Check out this video below from the DP World Tour Youtube channel:
Famous Albatrosses in Golf History
In the world of professional golf, a player who scores an albatross is considered to have achieved something truly special. It’s a rare feat that requires both accuracy and skill, as well as a bit of luck.
Over the years, there have been some famous albatrosses that have taken place in championship play. One of the most famous albatrosses in golf history happened during the 2012 Masters Tournament. Louis Oosthuizen, from South Africa, was playing on the second hole when he hit an incredible second shot from 260 yards away. The ball landed just short of the green before taking one giant bounce and rolling straight into the cup for an albatross. The shot set a record for being the first double-eagle in Masters history.
Another famous albatross took place in 1994 during the Phoenix Open, when Andrew Magee managed to score a three on a par-5 hole thanks to some unbelievable accuracy. Magee’s tee shot hit another player’s ball that was still rolling down the fairway and bounced forward toward the green before landing in the cup. This uncommon occurrence is known as a “condor” and is even rarer than an albatross.
In major championships like The Open or US Open, scoring an albatross can be especially difficult due to hole distance and difficulty. However, there have been moments where players were able to make this incredible achievement at key moments in their careers to win major titles.
For example, Gene Sarazen scored his famous double-eagle during the final round of The Masters in 1935, which helped him win by one stroke over Craig Wood.
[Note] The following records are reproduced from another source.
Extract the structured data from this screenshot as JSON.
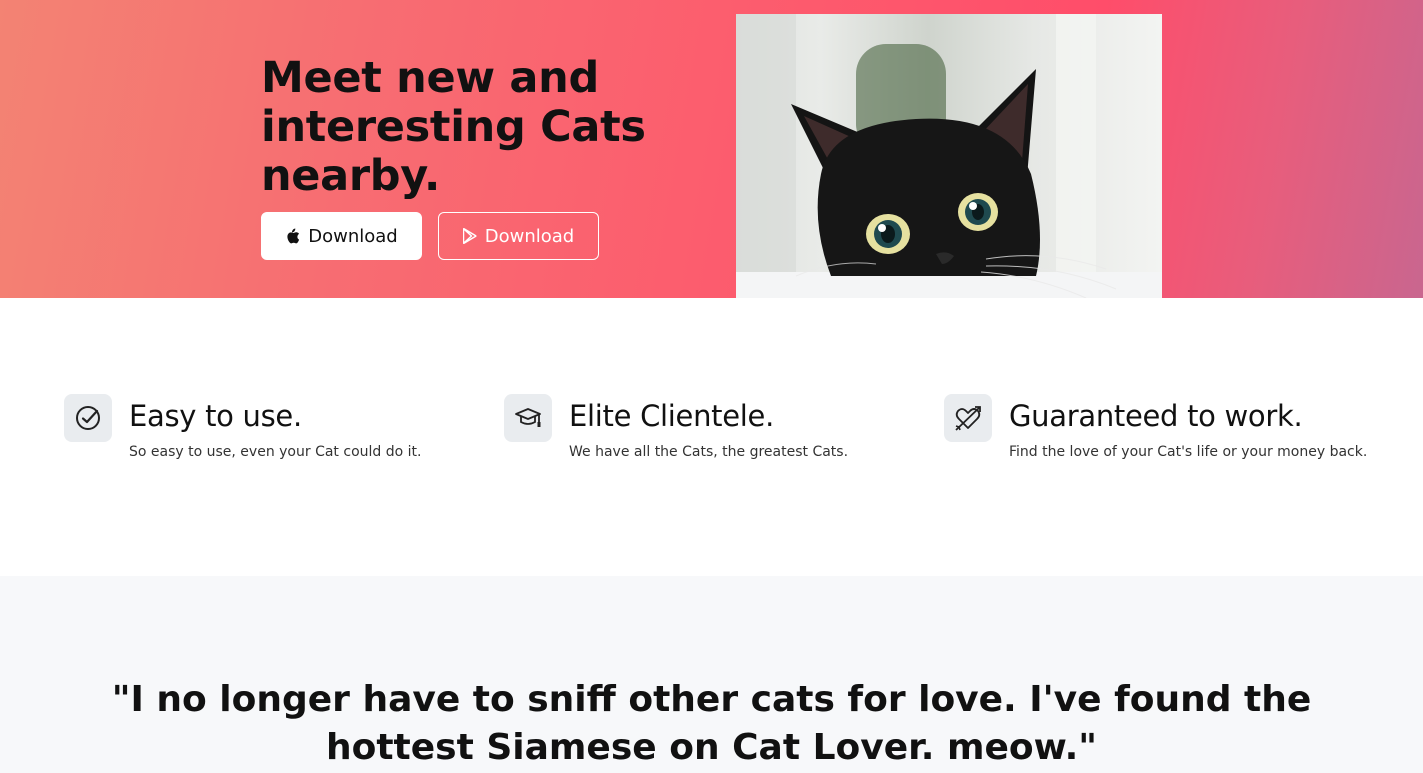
{
  "hero": {
    "title": "Meet new and interesting Cats nearby.",
    "apple_button_label": "Download",
    "play_button_label": "Download",
    "apple_icon": "apple-icon",
    "play_icon": "google-play-icon"
  },
  "features": [
    {
      "icon": "check-circle-icon",
      "title": "Easy to use.",
      "description": "So easy to use, even your Cat could do it."
    },
    {
      "icon": "graduation-cap-icon",
      "title": "Elite Clientele.",
      "description": "We have all the Cats, the greatest Cats."
    },
    {
      "icon": "heart-arrow-icon",
      "title": "Guaranteed to work.",
      "description": "Find the love of your Cat's life or your money back."
    }
  ],
  "testimonial": {
    "quote": "\"I no longer have to sniff other cats for love. I've found the hottest Siamese on Cat Lover. meow.\""
  },
  "colors": {
    "hero_gradient_start": "#f38373",
    "hero_gradient_mid": "#ff4d6a",
    "hero_gradient_end": "#c9668f",
    "icon_box_bg": "#e9ecef",
    "testimonial_bg": "#f7f8fa"
  }
}
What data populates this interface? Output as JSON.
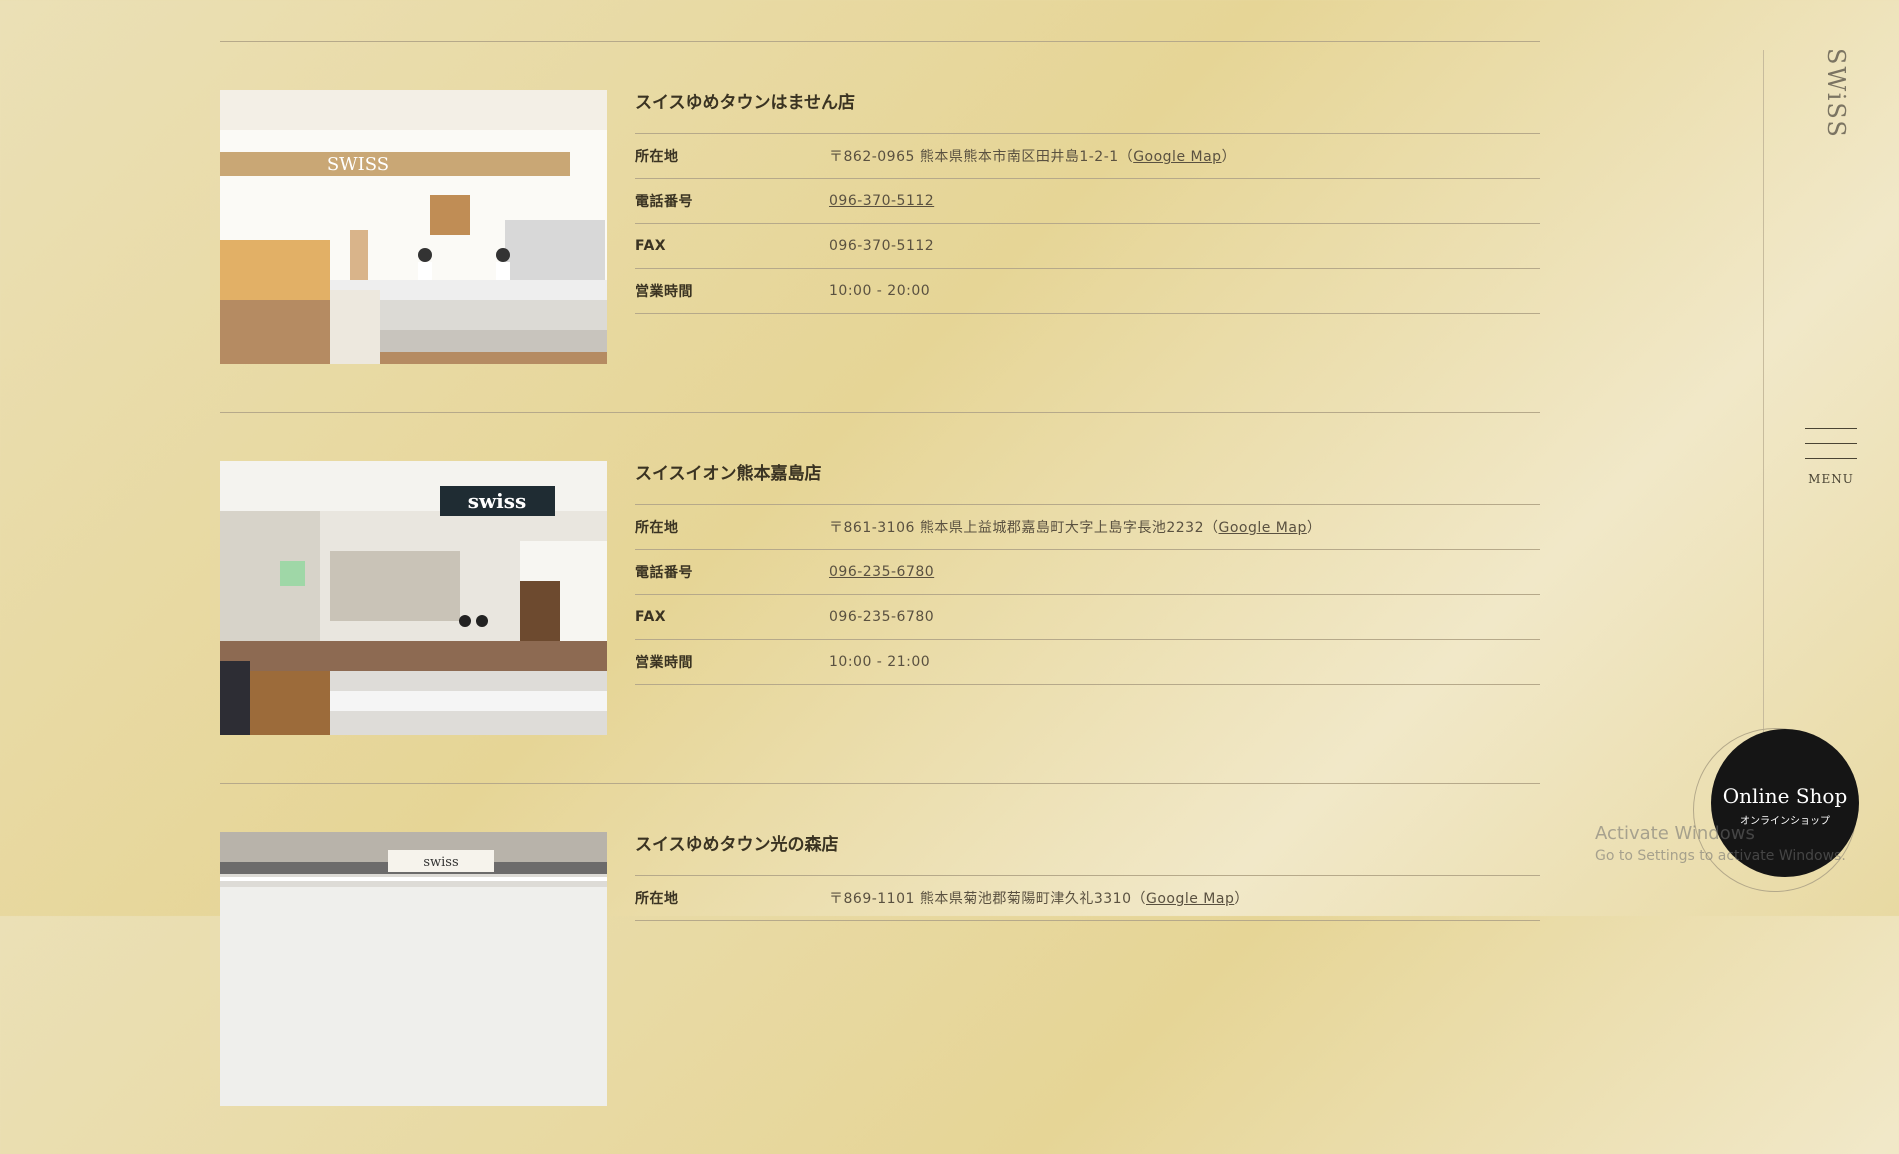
{
  "logo": "SWiSS",
  "menu": {
    "label": "MENU"
  },
  "online_shop": {
    "title": "Online Shop",
    "subtitle": "オンラインショップ"
  },
  "watermark": {
    "title": "Activate Windows",
    "subtitle": "Go to Settings to activate Windows."
  },
  "labels": {
    "address": "所在地",
    "phone": "電話番号",
    "fax": "FAX",
    "hours": "営業時間",
    "map_link": "Google Map"
  },
  "stores": [
    {
      "name": "スイスゆめタウンはません店",
      "photo_sign": "SWISS",
      "address": "〒862-0965 熊本県熊本市南区田井島1-2-1（",
      "phone": "096-370-5112",
      "fax": "096-370-5112",
      "hours": "10:00 - 20:00"
    },
    {
      "name": "スイスイオン熊本嘉島店",
      "photo_sign": "swiss",
      "address": "〒861-3106 熊本県上益城郡嘉島町大字上島字長池2232（",
      "phone": "096-235-6780",
      "fax": "096-235-6780",
      "hours": "10:00 - 21:00"
    },
    {
      "name": "スイスゆめタウン光の森店",
      "photo_sign": "swiss",
      "address": "〒869-1101 熊本県菊池郡菊陽町津久礼3310（"
    }
  ]
}
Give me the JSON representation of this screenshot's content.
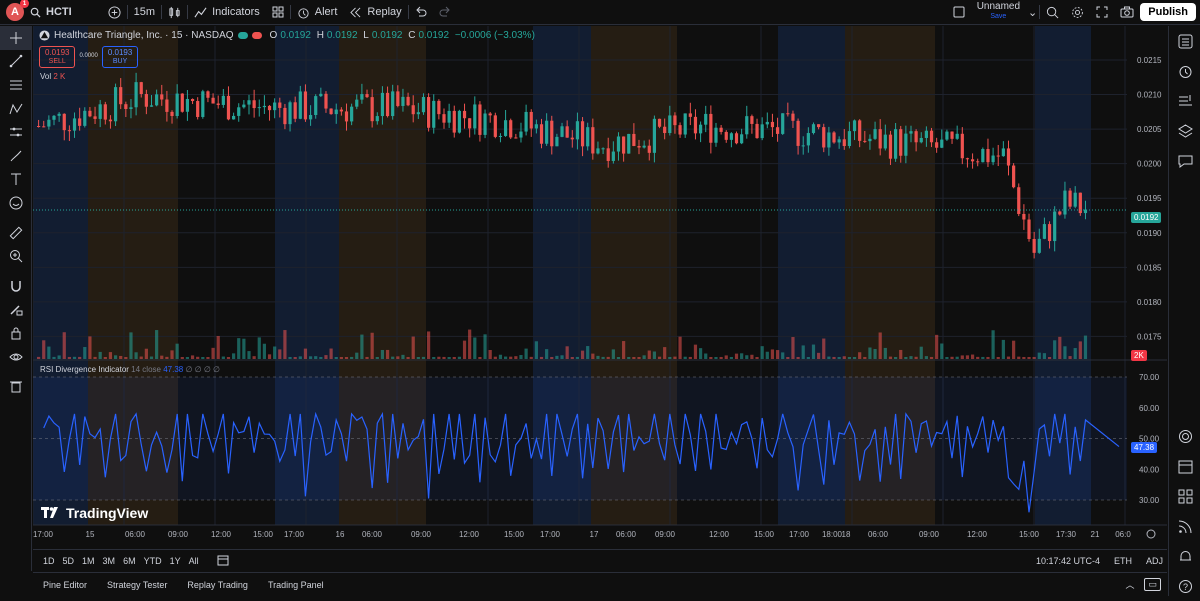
{
  "topbar": {
    "avatar_letter": "A",
    "avatar_badge": "1",
    "symbol": "HCTI",
    "interval": "15m",
    "indicators_label": "Indicators",
    "alert_label": "Alert",
    "replay_label": "Replay",
    "layout_name": "Unnamed",
    "layout_status": "Save",
    "publish_label": "Publish"
  },
  "legend": {
    "title": "Healthcare Triangle, Inc. · 15 · NASDAQ",
    "o_label": "O",
    "o_value": "0.0192",
    "h_label": "H",
    "h_value": "0.0192",
    "l_label": "L",
    "l_value": "0.0192",
    "c_label": "C",
    "c_value": "0.0192",
    "change": "−0.0006 (−3.03%)",
    "sell_price": "0.0193",
    "sell_label": "SELL",
    "spread": "0.0000",
    "buy_price": "0.0193",
    "buy_label": "BUY",
    "vol_label": "Vol",
    "vol_value": "2 K",
    "rsi_label": "RSI Divergence Indicator",
    "rsi_params": "14 close",
    "rsi_value": "47.38",
    "rsi_extra": "∅ ∅ ∅ ∅",
    "watermark": "TradingView"
  },
  "price_badge": "0.0192",
  "vol_badge": "2K",
  "rsi_badge": "47.38",
  "colors": {
    "up": "#26a69a",
    "down": "#ef5350",
    "rsi": "#2962ff",
    "accent": "#2962ff"
  },
  "price_axis": [
    "0.0215",
    "0.0210",
    "0.0205",
    "0.0200",
    "0.0195",
    "0.0190",
    "0.0185",
    "0.0180",
    "0.0175"
  ],
  "rsi_axis": [
    "70.00",
    "60.00",
    "50.00",
    "40.00",
    "30.00"
  ],
  "time_axis": [
    "17:00",
    "15",
    "06:00",
    "09:00",
    "12:00",
    "15:00",
    "17:00",
    "16",
    "06:00",
    "09:00",
    "12:00",
    "15:00",
    "17:00",
    "17",
    "06:00",
    "09:00",
    "12:00",
    "15:00",
    "17:00",
    "18:00",
    "18",
    "06:00",
    "09:00",
    "12:00",
    "15:00",
    "17:30",
    "21",
    "06:0"
  ],
  "ranges": [
    "1D",
    "5D",
    "1M",
    "3M",
    "6M",
    "YTD",
    "1Y",
    "All"
  ],
  "clock": "10:17:42 UTC-4",
  "session": "ETH",
  "adj": "ADJ",
  "panels": [
    "Pine Editor",
    "Strategy Tester",
    "Replay Trading",
    "Trading Panel"
  ],
  "chart_data": {
    "type": "candlestick",
    "ylim": [
      0.0172,
      0.0218
    ],
    "last_close": 0.0192,
    "rsi_levels": [
      70,
      50,
      30
    ],
    "rsi_ylim": [
      24,
      73
    ],
    "rsi_last": 47.38
  }
}
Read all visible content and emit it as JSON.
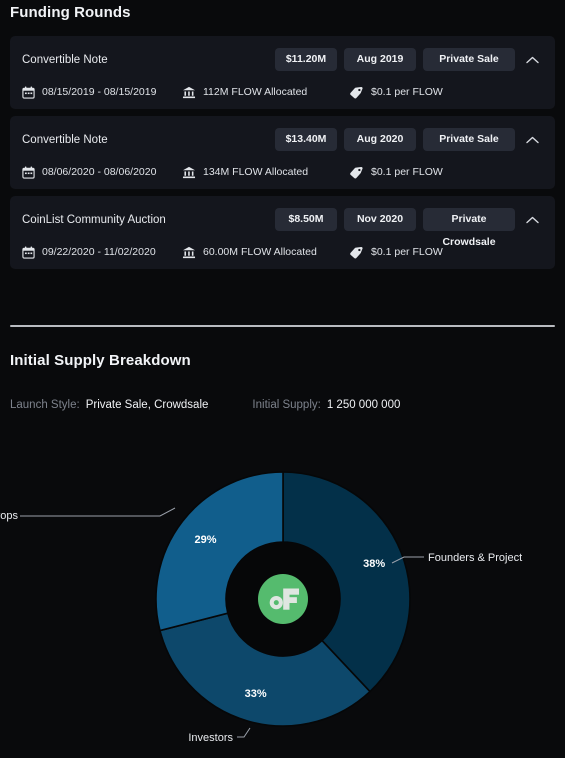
{
  "funding": {
    "title": "Funding Rounds",
    "rounds": [
      {
        "name": "Convertible Note",
        "amount": "$11.20M",
        "date": "Aug 2019",
        "type": "Private Sale",
        "toggle_icon": "chevron-up-icon",
        "date_range": "08/15/2019 - 08/15/2019",
        "allocation": "112M FLOW Allocated",
        "price": "$0.1 per FLOW",
        "date_icon": "calendar-icon",
        "alloc_icon": "bank-icon",
        "price_icon": "tag-icon"
      },
      {
        "name": "Convertible Note",
        "amount": "$13.40M",
        "date": "Aug 2020",
        "type": "Private Sale",
        "toggle_icon": "chevron-up-icon",
        "date_range": "08/06/2020 - 08/06/2020",
        "allocation": "134M FLOW Allocated",
        "price": "$0.1 per FLOW",
        "date_icon": "calendar-icon",
        "alloc_icon": "bank-icon",
        "price_icon": "tag-icon"
      },
      {
        "name": "CoinList Community Auction",
        "amount": "$8.50M",
        "date": "Nov 2020",
        "type": "Private Crowdsale",
        "toggle_icon": "chevron-up-icon",
        "date_range": "09/22/2020 - 11/02/2020",
        "allocation": "60.00M FLOW Allocated",
        "price": "$0.1 per FLOW",
        "date_icon": "calendar-icon",
        "alloc_icon": "bank-icon",
        "price_icon": "tag-icon"
      }
    ]
  },
  "supply": {
    "title": "Initial Supply Breakdown",
    "launch_style_label": "Launch Style:",
    "launch_style_value": "Private Sale, Crowdsale",
    "initial_supply_label": "Initial Supply:",
    "initial_supply_value": "1 250 000 000",
    "center_icon": "flow-logo-icon"
  },
  "chart_data": {
    "type": "pie",
    "title": "Initial Supply Breakdown",
    "variant": "donut",
    "legend": "callout-labels",
    "unit": "%",
    "categories": [
      "Founders & Project",
      "Investors",
      "Premined Rewards & Airdrops"
    ],
    "values": [
      38,
      33,
      29
    ],
    "labels": [
      "38%",
      "33%",
      "29%"
    ],
    "colors": [
      "#033049",
      "#0d486b",
      "#115e8c"
    ],
    "center_logo_color": "#55bb6e",
    "start_angle_deg": 0,
    "direction": "clockwise"
  },
  "colors": {
    "page_bg": "#090a0c",
    "card_bg": "#14161d",
    "pill_bg": "#272b36",
    "divider": "#b9bcc1",
    "text_primary": "#f0f2f5",
    "text_muted": "#7d828c",
    "accent_green": "#55bb6e"
  }
}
Overall, while scoring an albatross may seem like pure luck or serendipity – it takes expert players with both skill and luck (and maybe even some good karma) to achieve such amazing feats of golfing prowess!
Understanding what an albatross is in golf is not only important for avid golfers but also for those who are new to the game.
The rare golf feat may seem daunting, but with practice techniques and course strategies, it can be achieved. Scoring a birdie or even a par can be satisfying, but scoring an albatross can truly make your day on the golf course.
It’s important to note that while an albatross is a highly uncommon score, it’s not impossible to achieve. Demanding courses with challenging hole attributes are typically where you’ll find players attempting this rare feat.
Professional golfers on the PGA Tour have achieved double-eagles in major championships, which highlights just how difficult and unlikely scoring an albatross truly is. Famous albatrosses in golf history include Phil Mickelson at TPC Scottsdale during the 2013 Waste Management Phoenix Open, when he holed out for an ace on the 16th hole during his final round to shoot 60.
Another famous albatross was made by Louis Oosthuizen during the final round of the 2012 Masters Tournament, where he aced the par-3 second hole. So whether you’re new to the game or a seasoned pro looking for your next challenge, keep practicing those albatross techniques, and who knows—you could be celebrating your own rare and impressive score on the green soon!